The number-one cause of nature-loss identified in the seminal 2019 United Nations report (mentioned in no. 2 above) is "changes in land and sea use," primarily from large-scale agriculture, logging and runaway development. As a result of those and other threats, roughly 9 percent of all terrestrial species do not have enough habitat for long-term survival. Humans are pushing plants and animals to the brink by pushing them off the map; 75 percent of land environments and 66 percent of marine environments worldwide have already been “severely altered” by human actions.
Habitat loss is an especially big problem for species forced to migrate or adapt their behavior in a rapidly warming world. In 2016, scientists identified a recently extinct rodent as the first mammal ever to succumb directly to climate-change effects. The Bramble Cay melomys lived on a tiny atoll south of Papua New Guinea, and there was no way for it to escape rising sea-levels that eventually overwhelmed its habitat and food sources. Dr. Anthony Barnosky, co-author of the 2011 study mentioned in no. 2 above, cited this example of “the human-caused extinction process” as similar to events playing out around the world: “the barriers [facing species that try to flee climate change effects] are the 51 percent of the Earth’s land surface that has been taken over by people.” Thanks to us, there’s nowhere to run.

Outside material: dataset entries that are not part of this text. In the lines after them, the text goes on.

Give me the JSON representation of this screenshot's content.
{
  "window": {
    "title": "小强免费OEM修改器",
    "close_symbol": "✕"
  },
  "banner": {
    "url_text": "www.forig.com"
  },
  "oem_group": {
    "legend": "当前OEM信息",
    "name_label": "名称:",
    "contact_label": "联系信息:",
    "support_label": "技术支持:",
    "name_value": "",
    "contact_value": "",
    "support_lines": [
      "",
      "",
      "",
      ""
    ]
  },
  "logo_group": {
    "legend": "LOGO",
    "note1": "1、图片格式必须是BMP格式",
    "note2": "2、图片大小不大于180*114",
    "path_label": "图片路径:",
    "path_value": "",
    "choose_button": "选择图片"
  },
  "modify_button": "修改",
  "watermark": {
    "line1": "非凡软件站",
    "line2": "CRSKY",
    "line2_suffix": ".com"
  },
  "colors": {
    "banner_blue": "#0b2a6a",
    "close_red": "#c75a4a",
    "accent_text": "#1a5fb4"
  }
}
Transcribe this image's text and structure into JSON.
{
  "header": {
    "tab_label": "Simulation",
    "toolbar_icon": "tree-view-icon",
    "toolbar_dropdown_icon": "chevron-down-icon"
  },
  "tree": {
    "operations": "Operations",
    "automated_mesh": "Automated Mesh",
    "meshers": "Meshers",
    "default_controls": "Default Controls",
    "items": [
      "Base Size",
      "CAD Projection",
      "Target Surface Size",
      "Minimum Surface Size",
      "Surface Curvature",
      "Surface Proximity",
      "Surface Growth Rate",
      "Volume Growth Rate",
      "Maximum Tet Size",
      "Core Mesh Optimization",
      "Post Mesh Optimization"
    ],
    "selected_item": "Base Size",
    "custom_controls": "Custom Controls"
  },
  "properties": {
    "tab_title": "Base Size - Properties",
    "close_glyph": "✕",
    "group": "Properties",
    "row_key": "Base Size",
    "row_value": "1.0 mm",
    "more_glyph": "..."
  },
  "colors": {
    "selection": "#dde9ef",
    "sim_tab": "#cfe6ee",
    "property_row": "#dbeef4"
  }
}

The situation may feel pretty hopeless, but we do already have some proven tactics for saving wildlife. Protecting lands and waters is one of the most important. In a study of global biodiversity data published in 2016, scientists found that there were 10.6 percent more species in protected areas than unprotected areas. And though human development eats up more habitat every day, there is still a lot of wild nature left to conserve: about 60 percent of the continental U.S. is still in a “natural” or wild state, according to 2019 findings. A study published in 2021 by Wilderness Society scientists found that at least 10 percent of suitable habitat for most land vertebrates (mammals, birds, amphibians and reptiles) could be conserved by protecting 30 percent of the continental U.S., paralleling a national conservation goal adopted by the Biden administration.
As climate change and other threats put more pressure on wild nature in the U.S. and worldwide, it is vitally important we secure a network of land and water that lets species adapt free of undue interference. The logical starting point for that project is the national parks, wilderness areas and other public lands we’ve already protected—hubs of a life-support system that will stand as a bulwark against extinction here and abroad.